No matter the type of reward, it’s essential for managers to understand how to use rewards effectively to motivate and engage their employees. By creating a positive work environment with both intrinsic and extrinsic rewards, managers can ensure that their employees are motivated and productive.
Managers are often tasked with the difficult job of motivating their employees to remain engaged and committed to the company’s goals. One of the most effective tools for motivating employees is the use of rewards. Rewards can come in two different forms—intrinsic and extrinsic—and different types of rewards can be more effective than others in different situations.
Intrinsic rewards usually involve recognition or acknowledgement of employees’ efforts, such as praise or awards. By recognizing their accomplishments, managers can boost employees’ morale and encourage them to keep working hard. This type of reward is especially effective for employees who are passionate about their work and take pride in their accomplishments.
Extrinsic rewards, on the other hand, are usually monetary in nature. By offering incentives in the form of a bonus or pay raise, managers can motivate their employees to work harder and achieve better results. This type of reward is especially effective for employees who are motivated by financial incentives.

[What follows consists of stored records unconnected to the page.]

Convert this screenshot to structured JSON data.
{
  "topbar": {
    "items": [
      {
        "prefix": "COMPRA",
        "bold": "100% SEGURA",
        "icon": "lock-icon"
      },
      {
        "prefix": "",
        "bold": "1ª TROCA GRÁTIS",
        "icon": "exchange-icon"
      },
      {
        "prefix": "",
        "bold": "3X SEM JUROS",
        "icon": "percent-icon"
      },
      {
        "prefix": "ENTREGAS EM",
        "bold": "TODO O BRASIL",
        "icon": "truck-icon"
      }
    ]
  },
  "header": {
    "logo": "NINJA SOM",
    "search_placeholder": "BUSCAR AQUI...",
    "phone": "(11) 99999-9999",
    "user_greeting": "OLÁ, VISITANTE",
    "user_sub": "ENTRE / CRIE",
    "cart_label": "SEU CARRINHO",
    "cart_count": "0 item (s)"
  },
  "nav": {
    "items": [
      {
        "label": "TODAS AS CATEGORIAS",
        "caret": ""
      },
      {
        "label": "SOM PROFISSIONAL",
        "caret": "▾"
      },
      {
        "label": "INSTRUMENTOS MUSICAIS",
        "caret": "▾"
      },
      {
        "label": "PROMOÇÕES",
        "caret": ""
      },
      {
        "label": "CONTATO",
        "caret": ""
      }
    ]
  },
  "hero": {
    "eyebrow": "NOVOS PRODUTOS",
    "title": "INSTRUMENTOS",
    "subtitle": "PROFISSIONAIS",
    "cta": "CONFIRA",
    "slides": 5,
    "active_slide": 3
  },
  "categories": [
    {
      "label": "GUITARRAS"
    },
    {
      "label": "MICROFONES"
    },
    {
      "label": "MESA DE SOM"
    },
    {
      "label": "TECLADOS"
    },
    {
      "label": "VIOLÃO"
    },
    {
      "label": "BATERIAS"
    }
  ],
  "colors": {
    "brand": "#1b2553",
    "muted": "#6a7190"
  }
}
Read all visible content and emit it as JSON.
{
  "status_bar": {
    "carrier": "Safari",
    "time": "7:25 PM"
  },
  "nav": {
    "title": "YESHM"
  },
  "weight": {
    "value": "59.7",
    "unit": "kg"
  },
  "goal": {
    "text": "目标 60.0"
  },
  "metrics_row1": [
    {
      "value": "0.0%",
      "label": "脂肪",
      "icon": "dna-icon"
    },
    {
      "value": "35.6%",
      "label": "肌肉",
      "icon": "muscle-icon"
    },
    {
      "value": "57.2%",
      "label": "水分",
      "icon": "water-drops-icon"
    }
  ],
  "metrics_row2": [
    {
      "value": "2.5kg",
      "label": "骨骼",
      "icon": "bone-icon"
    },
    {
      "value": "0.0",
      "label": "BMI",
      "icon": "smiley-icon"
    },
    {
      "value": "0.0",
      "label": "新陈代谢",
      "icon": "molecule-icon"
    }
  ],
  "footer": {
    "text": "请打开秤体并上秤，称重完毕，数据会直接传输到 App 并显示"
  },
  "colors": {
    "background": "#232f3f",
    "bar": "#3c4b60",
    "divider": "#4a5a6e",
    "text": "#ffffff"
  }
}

It is important for managers to consider which type of reward is most appropriate for the situation and for their employees, as each can be more effective than the other in certain situations. Rewards can be a powerful tool to motivate employees and ensure that they remain engaged with the company’s goals. By offering the right kind of reward, managers can help their employees feel valued and appreciated, and make sure that they remain motivated and productive.
|Intrinsic and extrinsic reward — recommended articles|
|Factors affecting employee performance — Employee reward and recognition — Compassion and care — Recognition and reward — Sense of ownership — Positive and negative emotions — Personal and professional development — Non financial motivation — Employee wellness program|
- Özutku, H. (2012). The influence of intrinsic and extrinsic rewards on employee results: An empirical analysis in Turkish manufacturing industry. Business and Economics Research Journal, 3(3), 29-48.
- Bates, J. A. (1979). Extrinsic reward and intrinsic motivation: A review with implications for the classroom. Review of Educational Research, 49(4), 557-576.